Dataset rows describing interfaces
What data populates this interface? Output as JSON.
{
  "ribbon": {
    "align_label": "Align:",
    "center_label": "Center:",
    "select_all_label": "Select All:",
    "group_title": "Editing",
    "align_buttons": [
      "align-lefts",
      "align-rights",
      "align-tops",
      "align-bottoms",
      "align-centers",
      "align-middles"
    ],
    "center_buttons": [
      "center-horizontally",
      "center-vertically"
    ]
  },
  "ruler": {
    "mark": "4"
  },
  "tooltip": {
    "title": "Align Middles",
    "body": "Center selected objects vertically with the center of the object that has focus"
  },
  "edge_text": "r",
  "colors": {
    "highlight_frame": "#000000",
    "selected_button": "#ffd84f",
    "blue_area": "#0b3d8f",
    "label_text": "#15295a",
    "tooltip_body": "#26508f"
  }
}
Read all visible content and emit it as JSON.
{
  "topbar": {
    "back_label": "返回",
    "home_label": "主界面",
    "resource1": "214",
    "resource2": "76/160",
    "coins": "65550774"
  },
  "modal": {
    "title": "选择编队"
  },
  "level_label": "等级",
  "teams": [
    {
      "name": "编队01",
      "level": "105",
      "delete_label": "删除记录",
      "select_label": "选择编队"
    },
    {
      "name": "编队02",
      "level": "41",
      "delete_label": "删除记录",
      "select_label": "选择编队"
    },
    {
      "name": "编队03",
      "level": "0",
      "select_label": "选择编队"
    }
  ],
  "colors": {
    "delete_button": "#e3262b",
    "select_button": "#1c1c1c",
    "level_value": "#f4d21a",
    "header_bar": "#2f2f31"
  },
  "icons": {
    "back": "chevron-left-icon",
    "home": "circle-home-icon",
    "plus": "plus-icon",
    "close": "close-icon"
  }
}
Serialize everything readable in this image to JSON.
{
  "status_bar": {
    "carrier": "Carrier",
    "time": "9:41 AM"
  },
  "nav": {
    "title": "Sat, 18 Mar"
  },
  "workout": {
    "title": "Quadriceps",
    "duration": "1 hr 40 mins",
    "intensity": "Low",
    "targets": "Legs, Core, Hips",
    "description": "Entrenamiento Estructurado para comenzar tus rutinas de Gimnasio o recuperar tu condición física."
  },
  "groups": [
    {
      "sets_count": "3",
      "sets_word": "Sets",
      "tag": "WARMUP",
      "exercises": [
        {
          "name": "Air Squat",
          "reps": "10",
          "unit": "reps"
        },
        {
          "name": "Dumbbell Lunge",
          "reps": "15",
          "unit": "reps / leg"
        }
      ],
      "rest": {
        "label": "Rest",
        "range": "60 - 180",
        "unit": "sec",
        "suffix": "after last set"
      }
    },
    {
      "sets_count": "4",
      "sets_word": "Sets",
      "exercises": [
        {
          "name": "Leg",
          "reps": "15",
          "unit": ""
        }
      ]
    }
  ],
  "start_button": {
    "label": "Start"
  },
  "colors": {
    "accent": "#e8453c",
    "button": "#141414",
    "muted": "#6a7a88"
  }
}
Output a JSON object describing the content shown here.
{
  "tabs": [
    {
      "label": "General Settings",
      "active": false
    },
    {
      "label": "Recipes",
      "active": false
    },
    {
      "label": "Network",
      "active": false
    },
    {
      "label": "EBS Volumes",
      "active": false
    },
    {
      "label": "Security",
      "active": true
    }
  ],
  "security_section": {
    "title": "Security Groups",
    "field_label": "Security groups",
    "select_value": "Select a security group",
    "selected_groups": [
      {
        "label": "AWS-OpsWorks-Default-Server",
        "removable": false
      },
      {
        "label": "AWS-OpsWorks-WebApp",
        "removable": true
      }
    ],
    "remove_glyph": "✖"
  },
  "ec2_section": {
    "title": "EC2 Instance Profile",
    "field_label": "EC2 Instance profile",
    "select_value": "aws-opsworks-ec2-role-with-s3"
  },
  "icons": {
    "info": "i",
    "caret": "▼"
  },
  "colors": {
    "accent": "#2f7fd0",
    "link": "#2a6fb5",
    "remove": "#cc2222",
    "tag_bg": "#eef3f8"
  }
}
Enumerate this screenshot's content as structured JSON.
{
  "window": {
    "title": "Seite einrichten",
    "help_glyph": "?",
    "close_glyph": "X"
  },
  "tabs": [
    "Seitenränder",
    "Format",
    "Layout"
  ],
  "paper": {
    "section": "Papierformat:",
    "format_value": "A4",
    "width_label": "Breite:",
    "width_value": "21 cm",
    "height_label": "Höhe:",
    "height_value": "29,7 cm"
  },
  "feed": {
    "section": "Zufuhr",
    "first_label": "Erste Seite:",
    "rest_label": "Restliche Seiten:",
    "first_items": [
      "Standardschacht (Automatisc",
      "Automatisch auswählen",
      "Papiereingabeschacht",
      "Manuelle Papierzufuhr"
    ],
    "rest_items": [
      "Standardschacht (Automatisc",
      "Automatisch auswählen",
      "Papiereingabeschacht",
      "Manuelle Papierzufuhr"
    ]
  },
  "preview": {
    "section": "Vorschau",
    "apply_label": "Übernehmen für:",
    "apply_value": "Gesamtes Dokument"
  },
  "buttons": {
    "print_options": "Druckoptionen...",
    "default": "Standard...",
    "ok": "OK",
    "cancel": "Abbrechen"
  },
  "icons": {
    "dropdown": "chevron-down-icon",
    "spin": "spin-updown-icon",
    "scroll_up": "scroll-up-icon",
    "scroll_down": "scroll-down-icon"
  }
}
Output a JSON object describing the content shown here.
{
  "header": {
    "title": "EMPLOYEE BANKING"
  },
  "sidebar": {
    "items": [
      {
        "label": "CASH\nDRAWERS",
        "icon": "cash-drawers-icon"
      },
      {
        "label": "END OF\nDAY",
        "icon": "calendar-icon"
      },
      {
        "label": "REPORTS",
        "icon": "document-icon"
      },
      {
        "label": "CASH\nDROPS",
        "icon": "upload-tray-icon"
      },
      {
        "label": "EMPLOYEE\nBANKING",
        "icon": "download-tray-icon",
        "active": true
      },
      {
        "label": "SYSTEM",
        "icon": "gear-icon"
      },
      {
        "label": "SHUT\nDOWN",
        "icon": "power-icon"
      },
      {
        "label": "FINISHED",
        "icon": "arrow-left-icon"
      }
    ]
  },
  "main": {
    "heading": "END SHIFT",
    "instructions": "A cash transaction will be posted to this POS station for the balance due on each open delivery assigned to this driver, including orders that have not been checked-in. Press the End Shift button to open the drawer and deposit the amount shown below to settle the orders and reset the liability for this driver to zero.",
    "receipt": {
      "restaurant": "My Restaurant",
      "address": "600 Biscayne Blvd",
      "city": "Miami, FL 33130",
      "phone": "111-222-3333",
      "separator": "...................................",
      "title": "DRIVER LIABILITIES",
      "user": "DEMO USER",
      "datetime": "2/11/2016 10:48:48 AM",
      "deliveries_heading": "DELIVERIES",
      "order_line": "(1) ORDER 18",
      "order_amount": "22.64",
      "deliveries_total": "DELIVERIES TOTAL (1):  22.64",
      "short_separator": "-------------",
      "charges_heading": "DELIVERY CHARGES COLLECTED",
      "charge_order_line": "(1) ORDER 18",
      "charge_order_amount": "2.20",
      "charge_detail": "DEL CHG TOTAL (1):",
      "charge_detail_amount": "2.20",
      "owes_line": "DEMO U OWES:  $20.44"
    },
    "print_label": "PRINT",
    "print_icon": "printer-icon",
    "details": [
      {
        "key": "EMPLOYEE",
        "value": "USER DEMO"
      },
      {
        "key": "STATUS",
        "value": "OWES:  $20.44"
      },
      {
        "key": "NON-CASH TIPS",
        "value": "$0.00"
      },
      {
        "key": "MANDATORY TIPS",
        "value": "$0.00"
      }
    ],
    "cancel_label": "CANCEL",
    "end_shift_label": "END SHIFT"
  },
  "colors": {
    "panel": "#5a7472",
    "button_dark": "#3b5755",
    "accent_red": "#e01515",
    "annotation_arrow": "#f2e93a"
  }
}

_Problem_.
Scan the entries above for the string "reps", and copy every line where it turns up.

_Answer space_.
          "reps": "10",
          "unit": "reps"
          "reps": "15",
          "unit": "reps / leg"
          "reps": "15",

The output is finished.